Scientists continue to expand the technological frontiers of CRISPR, along with its enormous potential, in areas ranging from human health to global food supplies. Such is the case with CRISPR-based gene drives, a genetic editing tool designed to influence how genetic elements are passed from one generation to the next.
Gene drives designed for mosquitoes have the potential to curb the spread of malarial infections that cause hundreds of thousands of deaths each year, yet safety issues have been raised since such drives can spread quickly and dominate entire populations. Scientists have explored the principles governing the spread of gene-drive elements in targeted populations such as mosquitoes by testing many different combinations of components that constitute the drive apparatus. They have found, however, that there’s still more to explore and key questions remain.
In the journal Nature Communications, University of California San Diego researchers led by former Postdoctoral Scholar Gerard Terradas together with Postdoctoral Scholar Zhiqian Li and Professor Ethan Bier, in close collaboration with UC Berkeley graduate student Jared Bennett and Associate Professor John Marshall, describe the development of a new system for testing and developing gene drives in the laboratory and safely converting them into tools for potential real-world applications.
“These studies both empower new engineering of gene-drive systems while providing important information regarding how to assess and analyze key interactions between their most important moving parts,” said Bier, a faculty member in the School of Biological Sciences, Department of Cell and Developmental Biology.

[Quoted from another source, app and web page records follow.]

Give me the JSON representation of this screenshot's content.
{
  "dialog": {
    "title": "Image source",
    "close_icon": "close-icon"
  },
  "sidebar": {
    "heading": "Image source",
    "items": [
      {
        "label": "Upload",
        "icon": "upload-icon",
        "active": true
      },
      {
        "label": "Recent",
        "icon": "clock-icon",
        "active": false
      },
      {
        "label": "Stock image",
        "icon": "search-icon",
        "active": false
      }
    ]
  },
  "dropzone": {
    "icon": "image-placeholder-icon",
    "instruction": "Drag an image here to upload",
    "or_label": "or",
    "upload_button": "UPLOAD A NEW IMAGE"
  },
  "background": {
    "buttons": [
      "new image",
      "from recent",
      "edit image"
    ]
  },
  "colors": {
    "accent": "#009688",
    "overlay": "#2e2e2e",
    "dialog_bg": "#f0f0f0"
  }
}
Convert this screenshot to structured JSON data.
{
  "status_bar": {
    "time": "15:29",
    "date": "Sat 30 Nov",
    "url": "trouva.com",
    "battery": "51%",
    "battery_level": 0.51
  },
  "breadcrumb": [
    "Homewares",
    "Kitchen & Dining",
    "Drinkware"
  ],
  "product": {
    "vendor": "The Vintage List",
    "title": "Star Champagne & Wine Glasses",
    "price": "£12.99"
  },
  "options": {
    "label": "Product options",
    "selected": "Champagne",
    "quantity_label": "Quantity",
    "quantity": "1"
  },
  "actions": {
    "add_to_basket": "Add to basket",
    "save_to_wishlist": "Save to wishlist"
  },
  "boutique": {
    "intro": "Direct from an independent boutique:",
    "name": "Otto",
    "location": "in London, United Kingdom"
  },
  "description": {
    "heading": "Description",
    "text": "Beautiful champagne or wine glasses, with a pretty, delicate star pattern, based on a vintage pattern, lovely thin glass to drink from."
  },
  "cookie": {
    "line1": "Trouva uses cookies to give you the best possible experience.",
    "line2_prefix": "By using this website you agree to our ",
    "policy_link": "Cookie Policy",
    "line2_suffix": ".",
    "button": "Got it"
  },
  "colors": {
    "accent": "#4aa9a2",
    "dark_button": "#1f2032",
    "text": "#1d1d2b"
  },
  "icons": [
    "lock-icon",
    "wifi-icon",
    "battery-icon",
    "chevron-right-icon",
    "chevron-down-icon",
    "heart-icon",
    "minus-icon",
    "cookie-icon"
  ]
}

CRISPR-based gene drives feature a protein called a Cas9 endonuclease and a guide RNA molecule that join forces to direct DNA cuts to specific sites in the genome where new genetic elements can be inserted. As the DNA repairs these cuts, the new genetic elements are copied from one chromosome to another, resulting in offspring that exceed the standard 50-50 percent inheritance, instead favoring the newly inserted genetic elements.
Gene drives come in two “flavors.” Full gene drives (fGDs) carry both the Cas9 and guide RNA components in a linked unitary package. In contrast, split drives (sGDs) consist of two genetic elements that separately carry the Cas9 and guide RNA components and are inserted at different sites in the genome. sGDs are considered to be safer than fGDs since it is possible to control and test the components carried by each of the elements separately or under conditions where they gradually amplify the frequency of the gRNA component. Researchers design the two elements to eventually reconnect in order to deliver the effects of a full gene drive.
In the case of eradicating malaria, full gene drives have created considerable enthusiasm due to their potential as vehicles to transfer elements that halt the transmission of malarial parasites that cause infection. But fGDs have also raised concerns due to their potential to rapidly spread and potentially alter the genetic makeup of entire mosquito populations. Experimenting with fGDs requires high-security barriers and restrictions to prevent unintended escape of insects carrying such drives into the open environment.
This is not the case with split gene drives. Because the key elements are separate, sGDs carry far less risk of unintentional spread and researchers hold much more control for their safe manipulation. Experiments with sGDs can be conducted in traditional lab facilities, thus allowing much more flexibility for testing their potential.
Scientists have been challenged, however, in developing systems that effectively convert sGDs into fully functioning fGDs. One challenge faced by current conversion of sGD systems into fGDs is that they rely on two separate genetic components, each of which must manifest efficient drive properties.
Now, UC San Diego scientists who have recently pioneered gene drive development and related technologies have created a flexible genetic “hacking” system for converting sGDs into fGDs. Working in fruit flies, the researchers developed a novel genetic strategy that employs a specially designed guide RNA carried by the Cas9 part of the sGD. This hacking tool cuts the copying component of the sGD and triggers a genetic exchange, or “recombination event,” that inserts the Cas9 into the element carrying the guide RNA, resulting in the creation of a fully functioning fGD.
“First, and most importantly, the study provides proof-of-principle for the agile genetic conversion of an sGD into an fGD, which should greatly aid in the testing and development of new optimized gene-drive systems,” said paper first author Terradas, who is now based at Penn State University.
Once the researchers developed their new sGD-to-fGD hacking system, some surprising results began to emerge. The newly hacked fGD spread through populations of flies in cage experiments, as expected. However, the rate at which it spreads was unexpectedly slower than models had predicted for a traditional fGD.
Research collaborators Bennett and Marshall developed a mathematical model that provided an explanation. Their model revealed that during the hacking conversion, fGDs impose a greater fitness cost on individual flies than sGDs alone. This fitness cost, which unfolds when the drive element copies itself, vanished after acting on all potential target chromosomes in the population.
“The study reveals unanticipated complexities in how gene-drive components work together, revealing that one cannot simply assume how separate components may interact when brought together,” said Bennett.
The Nature Communications paper’s full author list: Gerard Terradas, Jared Bennett, Zhiqian Li, John Marshall and Ethan Bier.